#### [ACTION ITEM]
For each record, copy the text exactly and omit any picture it holds.

#### [DATASET RECORDS]
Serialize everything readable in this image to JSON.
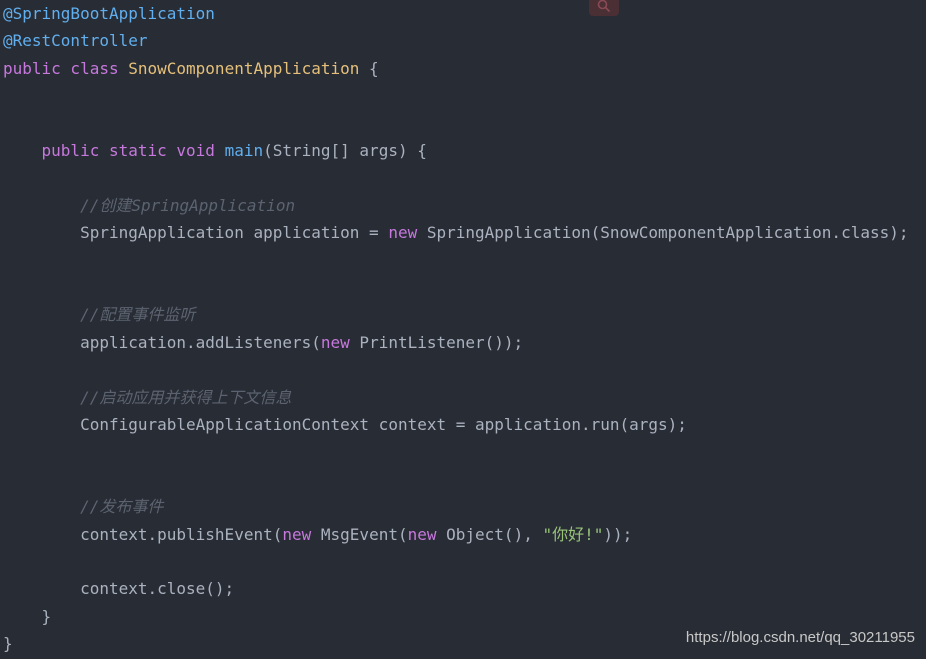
{
  "toolbar": {
    "search_icon": "magnifier-icon"
  },
  "code_lines": [
    {
      "tokens": [
        {
          "t": "@SpringBootApplication",
          "c": "ann"
        }
      ]
    },
    {
      "tokens": [
        {
          "t": "@RestController",
          "c": "ann"
        }
      ]
    },
    {
      "tokens": [
        {
          "t": "public class ",
          "c": "kw"
        },
        {
          "t": "SnowComponentApplication",
          "c": "cls"
        },
        {
          "t": " {",
          "c": "plain"
        }
      ]
    },
    {
      "tokens": []
    },
    {
      "tokens": []
    },
    {
      "tokens": [
        {
          "t": "    public static void ",
          "c": "kw"
        },
        {
          "t": "main",
          "c": "fn"
        },
        {
          "t": "(String[] args) {",
          "c": "plain"
        }
      ]
    },
    {
      "tokens": []
    },
    {
      "tokens": [
        {
          "t": "        //创建SpringApplication",
          "c": "cmt"
        }
      ]
    },
    {
      "tokens": [
        {
          "t": "        SpringApplication application = ",
          "c": "plain"
        },
        {
          "t": "new",
          "c": "kw"
        },
        {
          "t": " SpringApplication(SnowComponentApplication.class);",
          "c": "plain"
        }
      ]
    },
    {
      "tokens": []
    },
    {
      "tokens": []
    },
    {
      "tokens": [
        {
          "t": "        //配置事件监听",
          "c": "cmt"
        }
      ]
    },
    {
      "tokens": [
        {
          "t": "        application.addListeners(",
          "c": "plain"
        },
        {
          "t": "new",
          "c": "kw"
        },
        {
          "t": " PrintListener());",
          "c": "plain"
        }
      ]
    },
    {
      "tokens": []
    },
    {
      "tokens": [
        {
          "t": "        //启动应用并获得上下文信息",
          "c": "cmt"
        }
      ]
    },
    {
      "tokens": [
        {
          "t": "        ConfigurableApplicationContext context = application.run(args);",
          "c": "plain"
        }
      ]
    },
    {
      "tokens": []
    },
    {
      "tokens": []
    },
    {
      "tokens": [
        {
          "t": "        //发布事件",
          "c": "cmt"
        }
      ]
    },
    {
      "tokens": [
        {
          "t": "        context.publishEvent(",
          "c": "plain"
        },
        {
          "t": "new",
          "c": "kw"
        },
        {
          "t": " MsgEvent(",
          "c": "plain"
        },
        {
          "t": "new",
          "c": "kw"
        },
        {
          "t": " Object(), ",
          "c": "plain"
        },
        {
          "t": "\"你好!\"",
          "c": "str"
        },
        {
          "t": "));",
          "c": "plain"
        }
      ]
    },
    {
      "tokens": []
    },
    {
      "tokens": [
        {
          "t": "        context.close();",
          "c": "plain"
        }
      ]
    },
    {
      "tokens": [
        {
          "t": "    }",
          "c": "plain"
        }
      ]
    },
    {
      "tokens": [
        {
          "t": "}",
          "c": "plain"
        }
      ]
    }
  ],
  "watermark": "https://blog.csdn.net/qq_30211955"
}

#### [SOLUTION]
Serialize everything readable in this image to JSON.
{
  "toolbar": {
    "search_icon": "magnifier-icon"
  },
  "code_lines": [
    {
      "tokens": [
        {
          "t": "@SpringBootApplication",
          "c": "ann"
        }
      ]
    },
    {
      "tokens": [
        {
          "t": "@RestController",
          "c": "ann"
        }
      ]
    },
    {
      "tokens": [
        {
          "t": "public class ",
          "c": "kw"
        },
        {
          "t": "SnowComponentApplication",
          "c": "cls"
        },
        {
          "t": " {",
          "c": "plain"
        }
      ]
    },
    {
      "tokens": []
    },
    {
      "tokens": []
    },
    {
      "tokens": [
        {
          "t": "    public static void ",
          "c": "kw"
        },
        {
          "t": "main",
          "c": "fn"
        },
        {
          "t": "(String[] args) {",
          "c": "plain"
        }
      ]
    },
    {
      "tokens": []
    },
    {
      "tokens": [
        {
          "t": "        //创建SpringApplication",
          "c": "cmt"
        }
      ]
    },
    {
      "tokens": [
        {
          "t": "        SpringApplication application = ",
          "c": "plain"
        },
        {
          "t": "new",
          "c": "kw"
        },
        {
          "t": " SpringApplication(SnowComponentApplication.class);",
          "c": "plain"
        }
      ]
    },
    {
      "tokens": []
    },
    {
      "tokens": []
    },
    {
      "tokens": [
        {
          "t": "        //配置事件监听",
          "c": "cmt"
        }
      ]
    },
    {
      "tokens": [
        {
          "t": "        application.addListeners(",
          "c": "plain"
        },
        {
          "t": "new",
          "c": "kw"
        },
        {
          "t": " PrintListener());",
          "c": "plain"
        }
      ]
    },
    {
      "tokens": []
    },
    {
      "tokens": [
        {
          "t": "        //启动应用并获得上下文信息",
          "c": "cmt"
        }
      ]
    },
    {
      "tokens": [
        {
          "t": "        ConfigurableApplicationContext context = application.run(args);",
          "c": "plain"
        }
      ]
    },
    {
      "tokens": []
    },
    {
      "tokens": []
    },
    {
      "tokens": [
        {
          "t": "        //发布事件",
          "c": "cmt"
        }
      ]
    },
    {
      "tokens": [
        {
          "t": "        context.publishEvent(",
          "c": "plain"
        },
        {
          "t": "new",
          "c": "kw"
        },
        {
          "t": " MsgEvent(",
          "c": "plain"
        },
        {
          "t": "new",
          "c": "kw"
        },
        {
          "t": " Object(), ",
          "c": "plain"
        },
        {
          "t": "\"你好!\"",
          "c": "str"
        },
        {
          "t": "));",
          "c": "plain"
        }
      ]
    },
    {
      "tokens": []
    },
    {
      "tokens": [
        {
          "t": "        context.close();",
          "c": "plain"
        }
      ]
    },
    {
      "tokens": [
        {
          "t": "    }",
          "c": "plain"
        }
      ]
    },
    {
      "tokens": [
        {
          "t": "}",
          "c": "plain"
        }
      ]
    }
  ],
  "watermark": "https://blog.csdn.net/qq_30211955"
}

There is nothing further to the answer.